Rod Dreher, "The Evangelical Advantage" (The American Conservative, May 20, 2015), spends some time reflecting on Tracey Rowland's 2010 book, Benedict XVI: A Guide for the Perplexed. He includes the following excerpt:
For the second half of the twentieth century (especially since 1968) and the beginning of the twenty-first he has represented Catholic theology in the face of a militant secularism and various crises internally created within the Catholic Church. With respect to the latter, Philip Blosser [yes, she quotes yours truly] offered the following indictment of post-Conciliar Catholic culture:Thus far Rowland.For more than two generations now, we [Catholics] have been robbed of the fullness of Catholicism, which is our birthright. With a few thankful exceptions, our collective acquaintance with Scripture is piecemeal, our knowledge of tradition is pathetic, our hymns are embarrassing, our religious art is ugly, our churches look like UN meditation chapels, our ethics are slipshod, and our aesthetic and spiritual sensibilities are so far from being sublime that they almost look ridiculous. … For over two generations our faith formation has been shaped by a media culture that has portrayed our Church as a dinosaur that is either an impediment to social progress or simply irrelevant.Amidst this general condition of cultural poverty, Ratzinger never pursued a strategy of accommodation to the culture of modernity, as was the preferred option of so many of his generation, but he did set about … to recapture the essential spirit of Christianity. … The development of a Christian personalism, in Ratzinger’s case, one heavily indebted to St. Augustine and Guardini, has been one of the positive post-Conciliar developments helping to counterbalance Blosser’s long list of humiliating failures.
... The rise of Catholic Inc. — the model of the Church as a modern corporation — has in recent times fostered this “tragedy of a starved imagination” [the phrase is the Catholic poet Paul Claudel's]. The pneumatological dimension of the Church is constantly suppressed by people with narrow imaginations focused on figures, annual reports and mission statements. Against this contemporary sociological development Ratzinger constantly reiterates the importance of the prophetic Pauline charism and the personalist nature of Catholic welfare and community service. Ratzinger’s use of the phrase “our bureaucratized faith” and his many warnings against this tendency of the Church to ape the managerial processes of the corporate world represent an acute sociological observation about the source of pastoral problems in the contemporary Church.
Now Dreher's money quote:
My sense is that Rowland’s take on Benedict’s worldview tells us a lot of why Catholicism is failing in America (and highlights the tragedy of the brevity of the great man’s papacy). The leadership class of the Catholic Church — bishops, theologians, and so forth — “gave themselves up to modernity just as the real avant-garde was beginning to critique it. They came out of their bunkers with their hands in the air as the enemy was departing for a new battlefield.

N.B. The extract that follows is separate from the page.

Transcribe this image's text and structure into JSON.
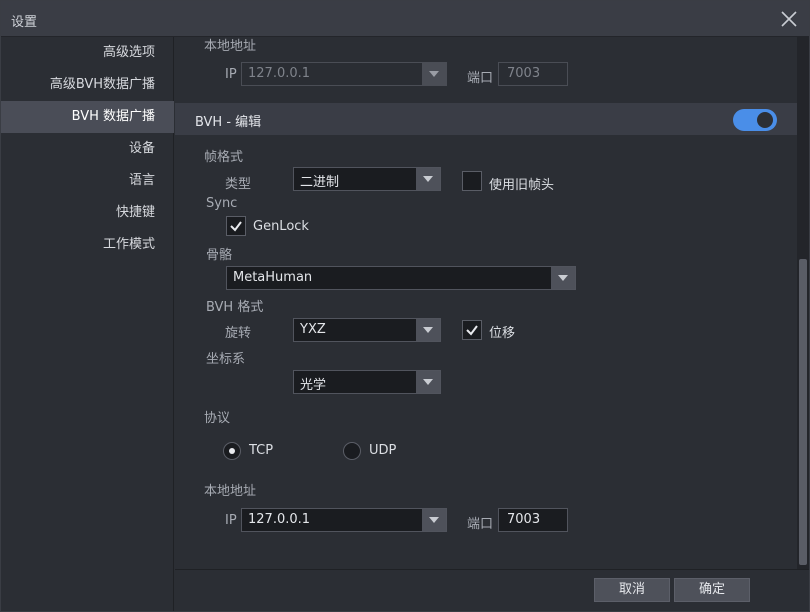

The Catholic elite of this generation was left to look effete and irrelevant.” In an effort to be relevant to modernity, they surrendered the Catholic distinctives that stood in contradiction to the currents of modernity. Thus while Catholic theology remains intact, the transmission of that theology in the lived experience of the parish — both in worship and in catechetics — has badly broken down. Paradoxically, in many parishes, a worshiper in this most sacramentally-oriented of the major American Christian churches may find himself having to hold on to the truths of his faith by exercising his will and his imagination to an extraordinary degree, because what he sees happening around him does not convey what the Church proclaims to be true.Read more >>
[Hat tip to JM]